Jupiter: Courtesy: NASA
Jupiter: Courtesy: NASA

Oval BA, or more commonly recognized as the Little Red Spot of Red Spot Jr., has captured some scientists’ attention. Still wondering what Oval BA is? It is a fierce storm on the planet Jupiter. Oval BA is the little “brother” to the well-known Great Red Spot on Jupiter.

Jupiter facts

Jupiter is the fifth planet from the Sun and is the largest planet in our solar system. To give you an idea of how massive Jupiter is, one thousand planets the size of Earth could fit inside one Jupiter!

The Great Red Spot is a huge storm circulating counterclockwise in Jupiter’s atmosphere. Oval BA is about half the size of the Great Red Spot. Oval BA first appeared in 2000 when three smaller spots collided.

What is going on with Oval BA?

Recently the Hubble Space Telescope relayed information detailing Oval BA has changed and is becoming more like the Great Red Spot. A year ago, Oval BA was white. Currently it is a reddish hue matching that of its bigger counterpart. Oval BA has been clocked having 400 mile per hour winds.

Scientists speculate the little red spot has gained speed as well as strength as it has shrunk. Amy Simon-Miller, NASA planetary scientist, explained Oval BA picked up steam in the same fashion spinning figure skaters accelerate when they move their arms closer to their core. The reddish hue can be attributed to red material in the atmosphere-mostly sulfur.

Jupiter will be heading behind the sun out of Earth’s view until January.
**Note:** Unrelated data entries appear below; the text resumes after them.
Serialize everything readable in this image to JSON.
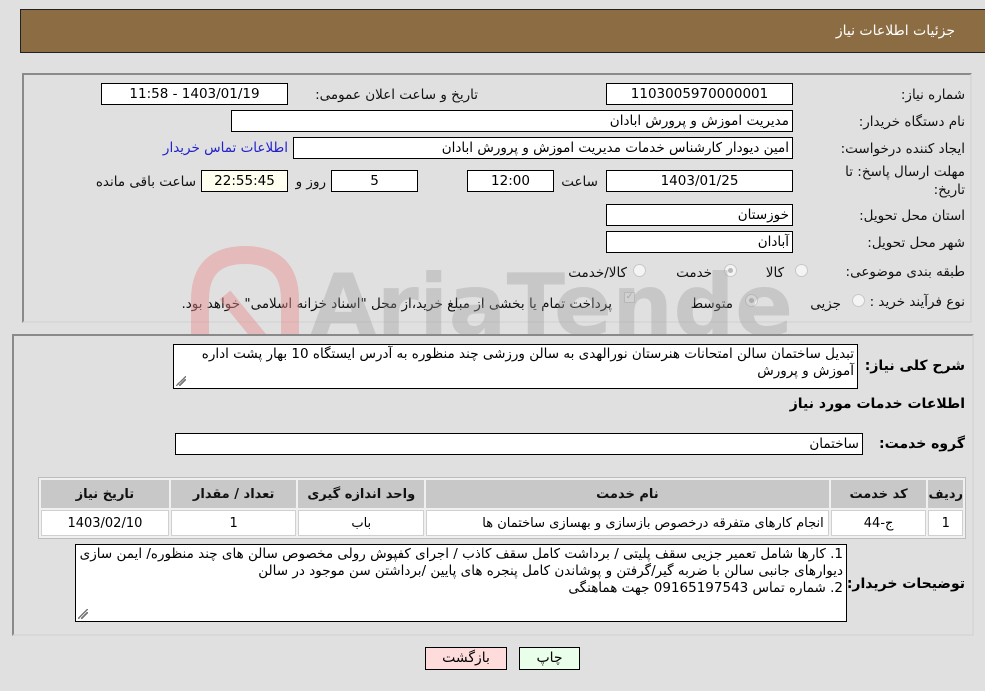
{
  "header": {
    "title": "جزئیات اطلاعات نیاز"
  },
  "fields": {
    "need_number": {
      "label": "شماره نیاز:",
      "value": "1103005970000001"
    },
    "announce_datetime": {
      "label": "تاریخ و ساعت اعلان عمومی:",
      "value": "1403/01/19 - 11:58"
    },
    "buyer_org": {
      "label": "نام دستگاه خریدار:",
      "value": "مدیریت اموزش و پرورش ابادان"
    },
    "requester": {
      "label": "ایجاد کننده درخواست:",
      "value": "امین دیودار کارشناس خدمات مدیریت اموزش و پرورش ابادان"
    },
    "buyer_contact_link": "اطلاعات تماس خریدار",
    "deadline": {
      "label_line1": "مهلت ارسال پاسخ: تا",
      "label_line2": "تاریخ:",
      "date": "1403/01/25",
      "time_label": "ساعت",
      "time": "12:00",
      "days": "5",
      "days_label": "روز و",
      "remaining": "22:55:45",
      "remaining_label": "ساعت باقی مانده"
    },
    "province": {
      "label": "استان محل تحویل:",
      "value": "خوزستان"
    },
    "city": {
      "label": "شهر محل تحویل:",
      "value": "آبادان"
    },
    "category": {
      "label": "طبقه بندی موضوعی:",
      "options": [
        "کالا",
        "خدمت",
        "کالا/خدمت"
      ],
      "selected": "خدمت"
    },
    "purchase_process": {
      "label": "نوع فرآیند خرید :",
      "options": [
        "جزیی",
        "متوسط"
      ],
      "selected": "متوسط",
      "treasury_note": "پرداخت تمام یا بخشی از مبلغ خرید،از محل \"اسناد خزانه اسلامی\" خواهد بود."
    }
  },
  "description": {
    "label": "شرح کلی نیاز:",
    "value": "تبدیل ساختمان سالن امتحانات هنرستان نورالهدی به سالن ورزشی چند منظوره به آدرس ایستگاه 10 بهار پشت اداره آموزش و پرورش"
  },
  "services_section": {
    "title": "اطلاعات خدمات مورد نیاز",
    "group_label": "گروه خدمت:",
    "group_value": "ساختمان",
    "table": {
      "headers": [
        "ردیف",
        "کد خدمت",
        "نام خدمت",
        "واحد اندازه گیری",
        "تعداد / مقدار",
        "تاریخ نیاز"
      ],
      "rows": [
        [
          "1",
          "ج-44",
          "انجام کارهای متفرقه درخصوص بازسازی و بهسازی ساختمان ها",
          "باب",
          "1",
          "1403/02/10"
        ]
      ]
    }
  },
  "buyer_notes": {
    "label": "توضیحات خریدار:",
    "lines": [
      "1. کارها شامل تعمیر جزیی سقف پلیتی / برداشت کامل سقف کاذب / اجرای کفپوش رولی مخصوص سالن های چند منظوره/ ایمن سازی دیوارهای جانبی سالن با ضربه گیر/گرفتن و پوشاندن کامل پنجره های پایین /برداشتن سن موجود در سالن",
      "2. شماره تماس 09165197543 جهت هماهنگی"
    ]
  },
  "buttons": {
    "print": "چاپ",
    "back": "بازگشت"
  },
  "watermark": "AriaTender.neT",
  "colors": {
    "header_bg": "#8c6d43",
    "print_btn_bg": "#eaffea",
    "back_btn_bg": "#ffdcdc",
    "link": "#2222cc"
  }
}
Scientists are expecting more noticeable changes when Jupiter comes back into view.

Until then, what do you think will happen to these two distinct storms? Do you think there will be a day when Oval BA and the Great Red Spot collide and create one massive storm?


Jupiter is growing spots. The largest planet in our solar system has long been home to the Great Red Spot, but recently a second red spot, not as large and dubbed ‘Red Spot, Jr.’ by astronomers, was seen to form on the face of Jupiter.

Seen with the naked eye on a clear night, Jupiter, the largest planet in our Solar System, looks like a very bright star. But seen through a powerful telescope, the face of Jupiter crawls with ever-changing sworls of color. The biggest of these sworls is the Great Red Spot. It is an enormous storm, a hurricane three times larger than the entire Earth, which has been raging for over 300 years. 2nd Red Spot on Jupiter: Hubble Space Telescope Image courtesy of NASA.
2nd Red Spot on Jupiter: Hubble Space Telescope Image courtesy of NASA.

‘Red Junior’ was first spotted by Christopher Go in February of this year. The new spot formed from the merger of three, smaller white spots sometime in the past year, and then turned red, just like its larger cousin. The picture here is courtesy of the Hubble Space Telescope.

The Great Red Spot has been know almost as long as telescopes have been around. It was first seen by the Italian astronomer Giovanni Cassini sometime around 1665 and has been an object of fascination and study ever since. No one is exactly sure why it has its reddish color, although one theory is that the storm dredges up gas from deep inside Jupiter and brings it to the surface where it reacts with the sunlight and turns red.

Unlike Earth, which is made of rock surrounded by a thin atmosphere, Jupiter is almost entirely made of gasses. This lack of a rocky core means that there is nothing to slow down or stop violent storms once they get started. They just continue to swirl and combine with each other. Everything on the face of Jupiter changes except the Great Red Spot; it is an island of stability in a sea of chaos. The appearance of a second spot has prompted some astronomers to speculate that Jupiter is undergoing a change in climate.

No one is sure what will happen to Red Junior. It is possible that it will die out, or break up into smaller storms, or even merge with the bigger Spot. Astronomers will be keeping a close eye on it to find out what happens next.